In Yellowstone, the wolves were kept in acclimation pens for several weeks to keep their homing instincts from leading them back to Canada. Shortly after the pens were opened, though, wolf No 10 headed north and crossed the border into Montana, followed by No 9, his mate, pregnant with pups. He was illegally shot by a rancher, but she and her eight pups were rescued and moved back to the safety of park boundaries. Their bloodline can be traced to most of the wolves in the park to this day.
Scientists always knew that as the top predator, wolves were the missing piece in this ecosystem. But they were astonished at how quickly their return stimulated a transformation. The elk and deer populations started responding immediately. Within about 10 years, willows rebounded. In 20, the aspen began flourishing. Riverbanks stabilized. Songbirds returned as did beavers, eagles, foxes and badgers. “And those are just the things we have the time and funding to study,” said Smith. “There are probably myriad other effects just waiting to be discovered.”
While the restoration of wolves in Yellowstone has cost about $30m, wolf ecotourism brings in $35m annually, in an economic boom for the surrounding communities. Yellowstone is unique in the world as the best place to observe wild wolves, which are generally shy, reclusive and favor remote areas. This is as true for scientists as it is tourists, and as a result, wolf research in the park is considered far more advanced than anywhere else.
Wolves have repopulated parts of their historic range as far south as Colorado, where evidence of a pack was just discovered earlier this month, as far west as Mount Lassen in northern California, and to the doorsteps of the Cascades in eastern Oregon and Washington.
“It truly is going to go down in my career as one of those defining moments I was proud of to be part of from the beginning, that’s shaping the politics of conservation,” said Jamie Rappaport Clark, president and CEO of Defenders of Wildlife, which organized political support and legal actions for reintroduction and remains committed to restoring wolves to their historic ranges.
“At the same time, it’s not finished. We have not restored wolves to where they can and should be where it’s ecologically correct. We still have a lot of conflict, and concerns.” If state plans weren’t so “over-controlling, wolves would be running over the spine of the Rockies into the south-west today”.
When wolves were deemed recovered enough to be removed from the endangered species list, management of populations was left to each state. In Wyoming, people are allowed to shoot wolves on sight outside the borders of national parks. In Montana, it is permissible with a hunting permit.
Regardless of the challenges ahead, the thriving wolves in Yellowstone illustrate the success of the Endangered Species Act as a framework to conserve biodiversity, and a hopeful example at a time when the UN has revealed that the planet is on the brink of the sixth mass extinction.

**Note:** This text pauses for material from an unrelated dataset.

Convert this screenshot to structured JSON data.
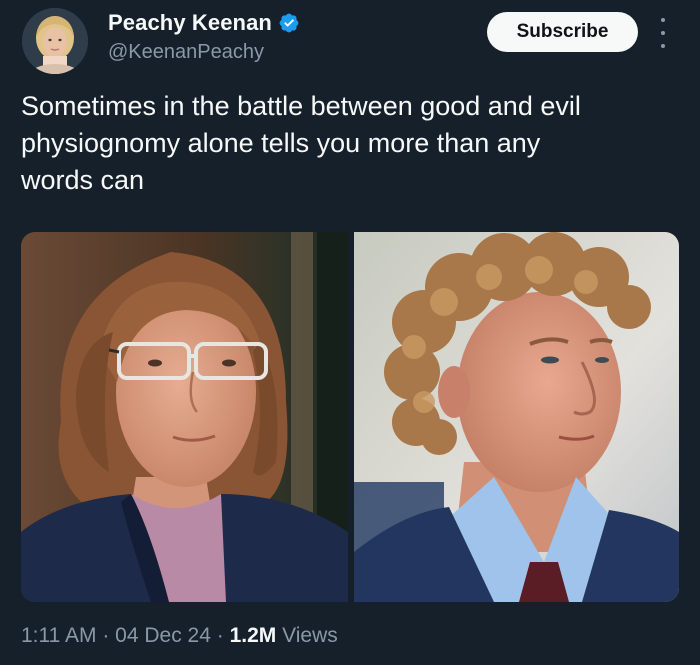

“Absent the ESA, I am certain that wolves would never have come back,” said Clark. “Nearly 2,000 species would likely be extinct if they didn’t have the backstop of the ESA, which is this country’s commitment to the conservation and restoration of biodiversity within our borders.”
“It’s our conscience, our reminder that we’re responsible for maintaining a healthy planet now and in the future.”